++++ RECORDS FOR THIS TASK
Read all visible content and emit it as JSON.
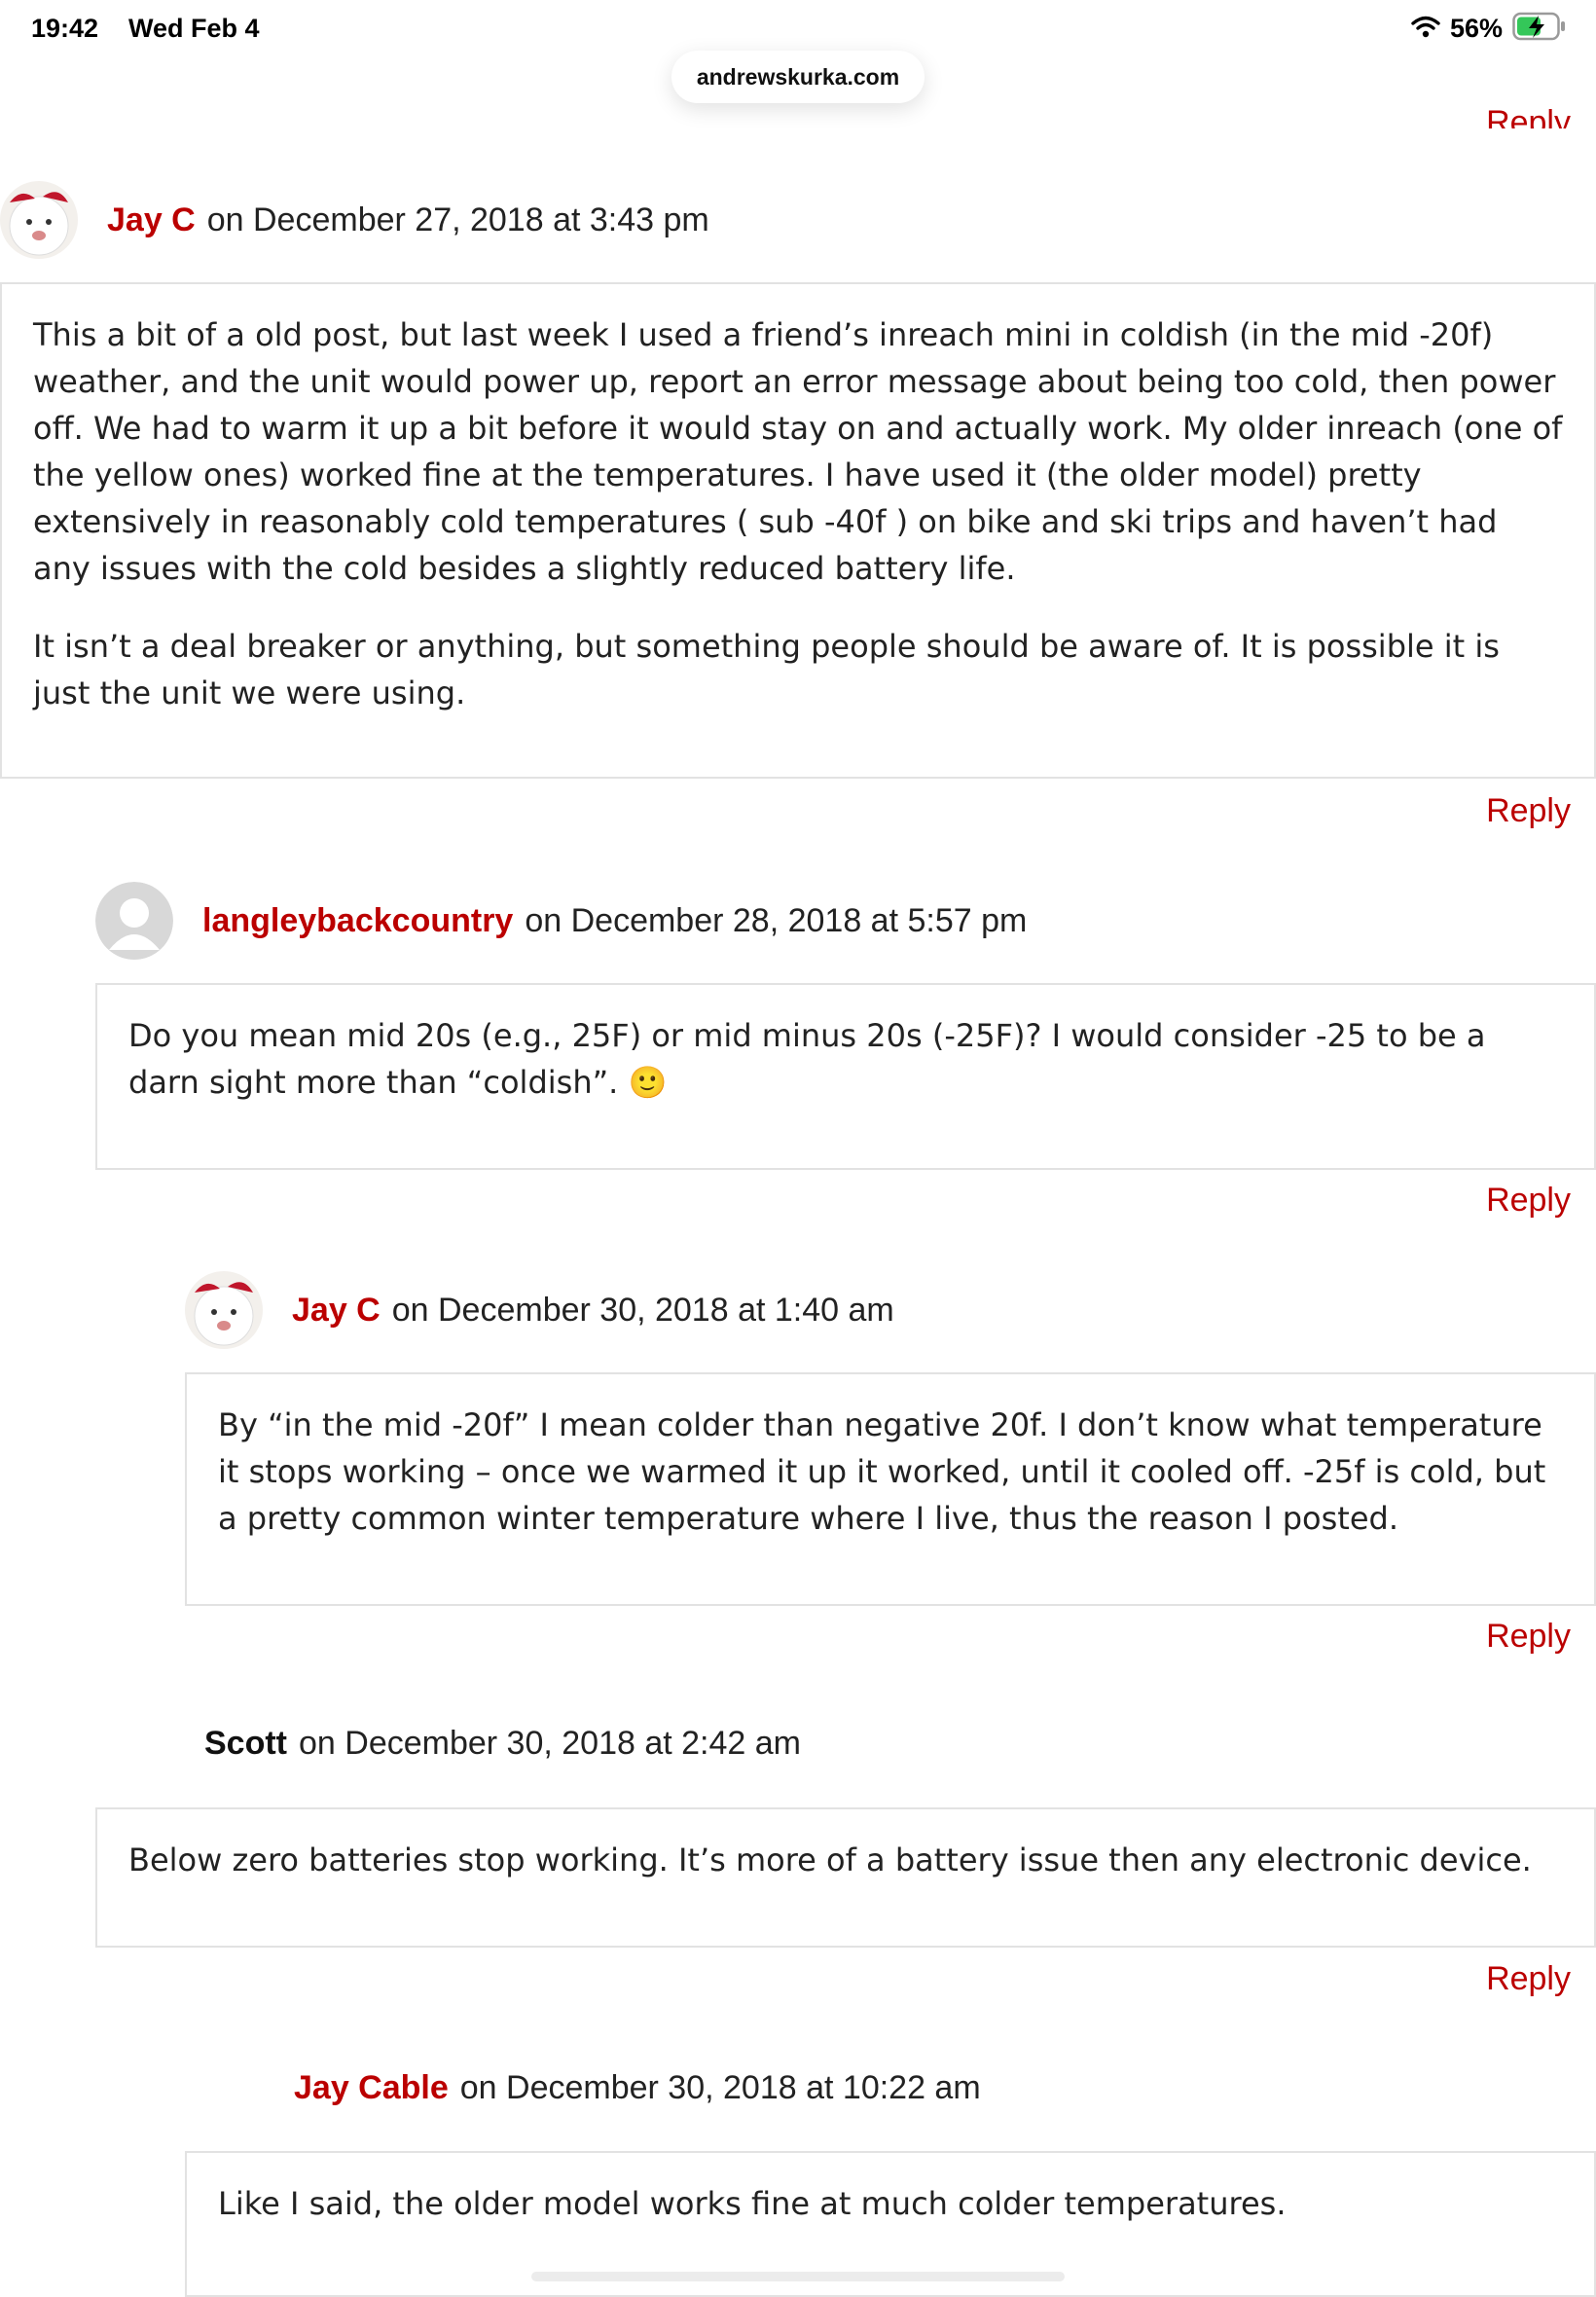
{
  "status_bar": {
    "time": "19:42",
    "date": "Wed Feb 4",
    "battery": "56%"
  },
  "browser": {
    "url": "andrewskurka.com"
  },
  "reply_label": "Reply",
  "comments": [
    {
      "author": "Jay C",
      "meta": "on December 27, 2018 at 3:43 pm",
      "paragraphs": [
        "This a bit of a old post, but last week I used a friend’s inreach mini in coldish (in the mid -20f) weather, and the unit would power up, report an error message about being too cold, then power off. We had to warm it up a bit before it would stay on and actually work. My older inreach (one of the yellow ones) worked fine at the temperatures. I have used it (the older model) pretty extensively in reasonably cold temperatures ( sub -40f ) on bike and ski trips and haven’t had any issues with the cold besides a slightly reduced battery life.",
        "It isn’t a deal breaker or anything, but something people should be aware of. It is possible it is just the unit we were using."
      ]
    },
    {
      "author": "langleybackcountry",
      "meta": "on December 28, 2018 at 5:57 pm",
      "paragraphs": [
        "Do you mean mid 20s (e.g., 25F) or mid minus 20s (-25F)? I would consider -25 to be a darn sight more than “coldish”. 🙂"
      ]
    },
    {
      "author": "Jay C",
      "meta": "on December 30, 2018 at 1:40 am",
      "paragraphs": [
        "By “in the mid -20f” I mean colder than negative 20f. I don’t know what temperature it stops working – once we warmed it up it worked, until it cooled off. -25f is cold, but a pretty common winter temperature where I live, thus the reason I posted."
      ]
    },
    {
      "author": "Scott",
      "meta": "on December 30, 2018 at 2:42 am",
      "paragraphs": [
        "Below zero batteries stop working. It’s more of a battery issue then any electronic device."
      ]
    },
    {
      "author": "Jay Cable",
      "meta": "on December 30, 2018 at 10:22 am",
      "paragraphs": [
        "Like I said, the older model works fine at much colder temperatures."
      ]
    }
  ],
  "colors": {
    "link": "#bb0000",
    "border": "#e2e2e2",
    "battery": "#34c759"
  },
  "icons": [
    "wifi-icon",
    "battery-charging-icon",
    "dog-avatar-icon",
    "default-avatar-icon"
  ]
}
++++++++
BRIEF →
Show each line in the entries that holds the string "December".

PROBLEM SOLUTION →
      "meta": "on December 27, 2018 at 3:43 pm",
      "meta": "on December 28, 2018 at 5:57 pm",
      "meta": "on December 30, 2018 at 1:40 am",
      "meta": "on December 30, 2018 at 2:42 am",
      "meta": "on December 30, 2018 at 10:22 am",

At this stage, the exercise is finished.